Delta Sharing is an open protocol developed by Databricks for secure data sharing within an organization and externally, regardless of the computing platforms used. Depending on who you are sharing the data with, Delta Sharing can be used in two ways.
Databricks to Open (D2O) sharing or simply Open sharing lets you share data with any user regardless of whether they have access to Databricks.
Databricks-to-Databricks (D2D) sharing lets you share data with Databricks users who are using Unity Catalog (UC) with a metastore that is different from yours.
As there is usually a single UC metastore per cloud region for a given Databricks account, all workspaces in that particular cloud region will link to the same UC metastore and can access data seamlessly using the built-in governance capabilities.
In a multi-region or multi-cloud setup, there is a need to share data between regions/clouds, for which there are three options:
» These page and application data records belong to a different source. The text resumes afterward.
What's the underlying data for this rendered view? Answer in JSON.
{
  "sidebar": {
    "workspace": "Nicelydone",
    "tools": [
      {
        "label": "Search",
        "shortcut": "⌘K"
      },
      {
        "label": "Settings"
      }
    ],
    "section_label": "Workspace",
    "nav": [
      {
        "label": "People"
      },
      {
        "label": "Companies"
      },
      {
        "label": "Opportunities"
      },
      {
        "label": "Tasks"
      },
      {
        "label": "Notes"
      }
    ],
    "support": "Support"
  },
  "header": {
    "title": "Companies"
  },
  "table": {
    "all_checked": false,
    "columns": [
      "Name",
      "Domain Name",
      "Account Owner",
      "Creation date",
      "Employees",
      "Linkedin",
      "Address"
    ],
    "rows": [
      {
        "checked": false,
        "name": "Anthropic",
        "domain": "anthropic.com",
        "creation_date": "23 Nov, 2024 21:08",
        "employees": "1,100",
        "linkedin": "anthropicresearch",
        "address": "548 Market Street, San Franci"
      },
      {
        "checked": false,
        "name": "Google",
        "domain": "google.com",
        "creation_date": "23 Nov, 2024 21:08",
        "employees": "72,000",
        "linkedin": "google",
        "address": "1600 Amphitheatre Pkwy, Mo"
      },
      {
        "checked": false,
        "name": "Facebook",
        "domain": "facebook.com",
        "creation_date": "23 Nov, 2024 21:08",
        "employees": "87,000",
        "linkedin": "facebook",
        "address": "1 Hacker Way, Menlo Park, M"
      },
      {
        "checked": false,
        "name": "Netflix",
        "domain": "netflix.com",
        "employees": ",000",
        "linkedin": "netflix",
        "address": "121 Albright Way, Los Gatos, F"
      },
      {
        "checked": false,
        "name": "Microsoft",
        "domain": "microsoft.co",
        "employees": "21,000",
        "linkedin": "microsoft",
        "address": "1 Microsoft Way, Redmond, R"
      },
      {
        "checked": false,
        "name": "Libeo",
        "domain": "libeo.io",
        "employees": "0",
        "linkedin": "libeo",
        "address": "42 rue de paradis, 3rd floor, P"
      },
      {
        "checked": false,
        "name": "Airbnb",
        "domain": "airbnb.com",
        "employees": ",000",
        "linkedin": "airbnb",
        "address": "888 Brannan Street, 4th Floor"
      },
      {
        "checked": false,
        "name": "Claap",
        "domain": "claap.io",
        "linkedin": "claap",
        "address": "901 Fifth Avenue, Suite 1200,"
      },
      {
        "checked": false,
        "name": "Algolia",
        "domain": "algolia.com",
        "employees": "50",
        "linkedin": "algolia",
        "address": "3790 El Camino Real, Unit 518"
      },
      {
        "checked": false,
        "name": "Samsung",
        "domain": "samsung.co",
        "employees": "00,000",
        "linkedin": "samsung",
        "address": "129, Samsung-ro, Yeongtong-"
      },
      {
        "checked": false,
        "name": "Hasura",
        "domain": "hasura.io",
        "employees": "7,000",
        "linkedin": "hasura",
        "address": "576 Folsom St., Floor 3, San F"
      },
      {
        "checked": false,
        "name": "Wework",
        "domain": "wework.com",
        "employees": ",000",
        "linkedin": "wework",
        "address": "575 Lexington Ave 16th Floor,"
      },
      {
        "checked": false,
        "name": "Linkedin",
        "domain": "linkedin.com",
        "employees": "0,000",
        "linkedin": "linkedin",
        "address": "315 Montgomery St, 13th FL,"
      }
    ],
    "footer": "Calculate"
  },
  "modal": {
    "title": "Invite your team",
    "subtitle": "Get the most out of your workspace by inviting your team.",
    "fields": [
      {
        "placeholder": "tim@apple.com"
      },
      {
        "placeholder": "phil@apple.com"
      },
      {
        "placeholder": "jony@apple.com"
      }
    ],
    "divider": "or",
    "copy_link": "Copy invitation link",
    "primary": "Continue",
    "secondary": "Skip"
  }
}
In this article, we will foray into D2D delta sharing on top of Azure Databricks.
Delta sharing across cloud regions works as follows:
A recipient using Azure Databricks in region A requests access to a dataset/table shared with them by the provider also using Azure Databricks in region B.
UC verifies the request and returns pre-signed URLs to the recipient.
The recipient then fetches the data “directly” from the Storage Account using these pre-signed URLs.
As you might have already guessed, this only works in the following cases:
The Azure storage account is publicly accessible. In other words, ADLS Gen2 should not have any firewall restrictions in place
The IP address or the CIDR range of the recipient(s) has been whitelisted on the provider’s storage account firewall
The communication between the recipient and the provider’s ADLS Gen2 is private and the provider side ADLS Gen2 firewall allows for this
We will delve deeper into case 3 above. In addition, note that for the scenario that we are interested in, D2D sharing, we do not really have any public IP addresses associated with Databricks workspaces to whitelist them on ADLS Gen2 firewalls.
Securely Accessing Storage Accounts
Given the fact that Databricks’ data plane runs in VNETs, there are 2 ways to access storage accounts from a Databricks workspace securely.
The recipient side Databricks data plane VNETs (public/host subnet) should be added to the provider side ADLS Gen2 network configuration. This can be done using a global/cross-region service endpoint. Until April 2023, Service Endpoints allowed secure storage account access from VNETs only within the same cloud region. But now service endpoints can be used cross-region as well. Cross-region service endpoints for Azure Storage became generally available in April 2023. Details are here.
Azure Private Link is the most secure way to access Azure data services from Azure Databricks. Although Service Endpoints and Private Endpoints both route the traffic between your virtual network and the storage account over the Microsoft network backbone, the Service Endpoint remains a publicly routable IP address, whereas the Private Endpoint is a private IP in the address space of the virtual network where the Private Endpoint is configured.\
Cross-Region Secure Data Access using a private endpoint
Note: Since the storage account firewall is on, the recipient fails to access the share (the Databricks workspace tries to fetch the files directly from the storage account).
3. Create a private endpoint in the (provider) storage account from the (recipient) Databricks workspace VNET in the other region.
The following configuration should be used for the setup:
Region: The region of the recipient Databricks workspace
Virtual Network: The VNET where the recipient Databricks workspace data plane is deployed
Subnet: One of the subnets in the recipient Databricks workspace VNET
Target sub-resource: dfs
Integrate with private DNS zone
4. Test the data access from the provider by the recipient.
Cross-Region Data Access from more than one Databricks workspace
If there is more than one Databricks workspace in isolated VNETs in the recipient region that needs to access the same storage account, then either we need to create a separate private endpoint for each VNET or we could peer VNETs and use a single private endpoint. In addition to peering VNETs, for each VNET we need to add a Virtual-Network-Link to the private DNS Zone, created during the setup of the private endpoint.
Getting started with Delta Sharing across cloud regions
We discussed the network configuration options available to access the data stored in the ADLS Gen2 storage account using Delta Sharing. Depending on your security requirements and budget constraints, you can either use Service Endpoints, which have no additional charges and are easier to set up, or use Private Endpoints which incur additional costs but are more secure.
In the next blog in this series, we will dive into cross-region D2D Delta Sharing on AWS as well as cross-cloud data sharing between Databricks workspaces across multiple cloud providers.